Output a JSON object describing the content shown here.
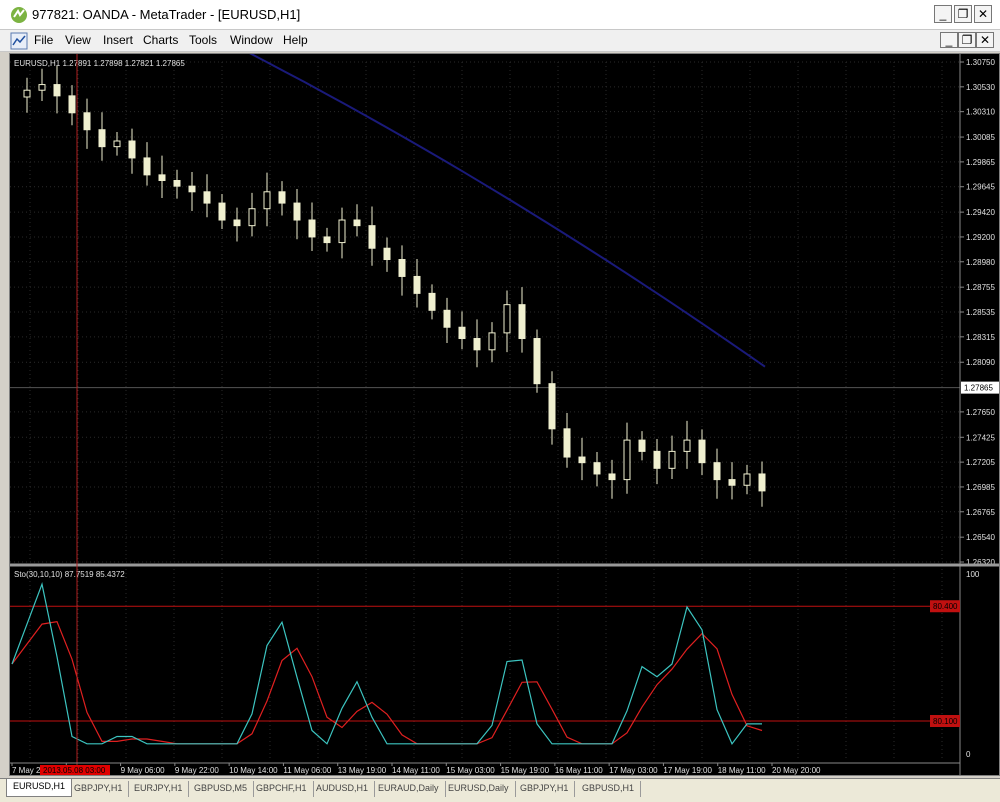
{
  "window": {
    "title": "977821: OANDA - MetaTrader - [EURUSD,H1]",
    "controls": [
      "_",
      "❐",
      "✕"
    ]
  },
  "menu": [
    "File",
    "View",
    "Insert",
    "Charts",
    "Tools",
    "Window",
    "Help"
  ],
  "chart": {
    "symbol_info": "EURUSD,H1  1.27891 1.27898 1.27821 1.27865",
    "current_price": "1.27865",
    "price_ticks": [
      "1.30750",
      "1.30530",
      "1.30310",
      "1.30085",
      "1.29865",
      "1.29645",
      "1.29420",
      "1.29200",
      "1.28980",
      "1.28755",
      "1.28535",
      "1.28315",
      "1.28090",
      "1.27650",
      "1.27425",
      "1.27205",
      "1.26985",
      "1.26765",
      "1.26540",
      "1.26320"
    ],
    "price_range": [
      1.2632,
      1.3075
    ],
    "indicator_info": "Sto(30,10,10) 87.7519 85.4372",
    "indicator_ticks": [
      "100",
      "0"
    ],
    "levels": [
      {
        "label": "80.400",
        "value": 80.4
      },
      {
        "label": "80.100",
        "value": 20
      }
    ],
    "time_ticks": [
      "7 May 2013",
      "9 May 14:00",
      "9 May 06:00",
      "9 May 22:00",
      "10 May 14:00",
      "11 May 06:00",
      "13 May 19:00",
      "14 May 11:00",
      "15 May 03:00",
      "15 May 19:00",
      "16 May 11:00",
      "17 May 03:00",
      "17 May 19:00",
      "18 May 11:00",
      "20 May 20:00"
    ],
    "crosshair_time": "2013.05.08 03:00",
    "colors": {
      "background": "#000000",
      "candles": "#f0f0d0",
      "ma": "#1a1a7a",
      "stoch_main": "#3cc4c0",
      "stoch_signal": "#e02020",
      "level": "#c01010",
      "crosshair": "#b02020"
    }
  },
  "chart_data": {
    "type": "line",
    "ylim": [
      1.2632,
      1.3075
    ],
    "x": [
      0,
      5,
      10,
      15,
      20,
      25,
      30,
      35,
      40,
      45,
      50,
      55,
      60,
      65,
      70,
      75,
      80,
      85,
      90,
      95,
      100,
      105,
      110,
      115,
      120,
      125,
      130,
      135,
      140,
      145,
      150,
      155,
      160,
      165,
      170,
      175,
      180,
      185,
      190,
      195,
      200,
      205,
      210,
      215,
      220,
      225,
      230,
      235,
      240,
      245,
      250
    ],
    "series": [
      {
        "values": [
          1.3044,
          1.305,
          1.3055,
          1.3045,
          1.303,
          1.3015,
          1.3,
          1.3005,
          1.299,
          1.2975,
          1.297,
          1.2965,
          1.296,
          1.295,
          1.2935,
          1.293,
          1.2945,
          1.296,
          1.295,
          1.2935,
          1.292,
          1.2915,
          1.2935,
          1.293,
          1.291,
          1.29,
          1.2885,
          1.287,
          1.2855,
          1.284,
          1.283,
          1.282,
          1.2835,
          1.286,
          1.283,
          1.279,
          1.275,
          1.2725,
          1.272,
          1.271,
          1.2705,
          1.274,
          1.273,
          1.2715,
          1.273,
          1.274,
          1.272,
          1.2705,
          1.27,
          1.271,
          1.2695
        ]
      }
    ]
  },
  "tabs": [
    "EURUSD,H1",
    "GBPJPY,H1",
    "EURJPY,H1",
    "GBPUSD,M5",
    "GBPCHF,H1",
    "AUDUSD,H1",
    "EURAUD,Daily",
    "EURUSD,Daily",
    "GBPJPY,H1",
    "GBPUSD,H1"
  ]
}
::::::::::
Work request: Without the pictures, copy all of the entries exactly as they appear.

Task response:
Output a JSON object describing the content shown here.
{
  "window": {
    "title": "977821: OANDA - MetaTrader - [EURUSD,H1]",
    "controls": [
      "_",
      "❐",
      "✕"
    ]
  },
  "menu": [
    "File",
    "View",
    "Insert",
    "Charts",
    "Tools",
    "Window",
    "Help"
  ],
  "chart": {
    "symbol_info": "EURUSD,H1  1.27891 1.27898 1.27821 1.27865",
    "current_price": "1.27865",
    "price_ticks": [
      "1.30750",
      "1.30530",
      "1.30310",
      "1.30085",
      "1.29865",
      "1.29645",
      "1.29420",
      "1.29200",
      "1.28980",
      "1.28755",
      "1.28535",
      "1.28315",
      "1.28090",
      "1.27650",
      "1.27425",
      "1.27205",
      "1.26985",
      "1.26765",
      "1.26540",
      "1.26320"
    ],
    "price_range": [
      1.2632,
      1.3075
    ],
    "indicator_info": "Sto(30,10,10) 87.7519 85.4372",
    "indicator_ticks": [
      "100",
      "0"
    ],
    "levels": [
      {
        "label": "80.400",
        "value": 80.4
      },
      {
        "label": "80.100",
        "value": 20
      }
    ],
    "time_ticks": [
      "7 May 2013",
      "9 May 14:00",
      "9 May 06:00",
      "9 May 22:00",
      "10 May 14:00",
      "11 May 06:00",
      "13 May 19:00",
      "14 May 11:00",
      "15 May 03:00",
      "15 May 19:00",
      "16 May 11:00",
      "17 May 03:00",
      "17 May 19:00",
      "18 May 11:00",
      "20 May 20:00"
    ],
    "crosshair_time": "2013.05.08 03:00",
    "colors": {
      "background": "#000000",
      "candles": "#f0f0d0",
      "ma": "#1a1a7a",
      "stoch_main": "#3cc4c0",
      "stoch_signal": "#e02020",
      "level": "#c01010",
      "crosshair": "#b02020"
    }
  },
  "chart_data": {
    "type": "line",
    "ylim": [
      1.2632,
      1.3075
    ],
    "x": [
      0,
      5,
      10,
      15,
      20,
      25,
      30,
      35,
      40,
      45,
      50,
      55,
      60,
      65,
      70,
      75,
      80,
      85,
      90,
      95,
      100,
      105,
      110,
      115,
      120,
      125,
      130,
      135,
      140,
      145,
      150,
      155,
      160,
      165,
      170,
      175,
      180,
      185,
      190,
      195,
      200,
      205,
      210,
      215,
      220,
      225,
      230,
      235,
      240,
      245,
      250
    ],
    "series": [
      {
        "values": [
          1.3044,
          1.305,
          1.3055,
          1.3045,
          1.303,
          1.3015,
          1.3,
          1.3005,
          1.299,
          1.2975,
          1.297,
          1.2965,
          1.296,
          1.295,
          1.2935,
          1.293,
          1.2945,
          1.296,
          1.295,
          1.2935,
          1.292,
          1.2915,
          1.2935,
          1.293,
          1.291,
          1.29,
          1.2885,
          1.287,
          1.2855,
          1.284,
          1.283,
          1.282,
          1.2835,
          1.286,
          1.283,
          1.279,
          1.275,
          1.2725,
          1.272,
          1.271,
          1.2705,
          1.274,
          1.273,
          1.2715,
          1.273,
          1.274,
          1.272,
          1.2705,
          1.27,
          1.271,
          1.2695
        ]
      }
    ]
  },
  "tabs": [
    "EURUSD,H1",
    "GBPJPY,H1",
    "EURJPY,H1",
    "GBPUSD,M5",
    "GBPCHF,H1",
    "AUDUSD,H1",
    "EURAUD,Daily",
    "EURUSD,Daily",
    "GBPJPY,H1",
    "GBPUSD,H1"
  ]
}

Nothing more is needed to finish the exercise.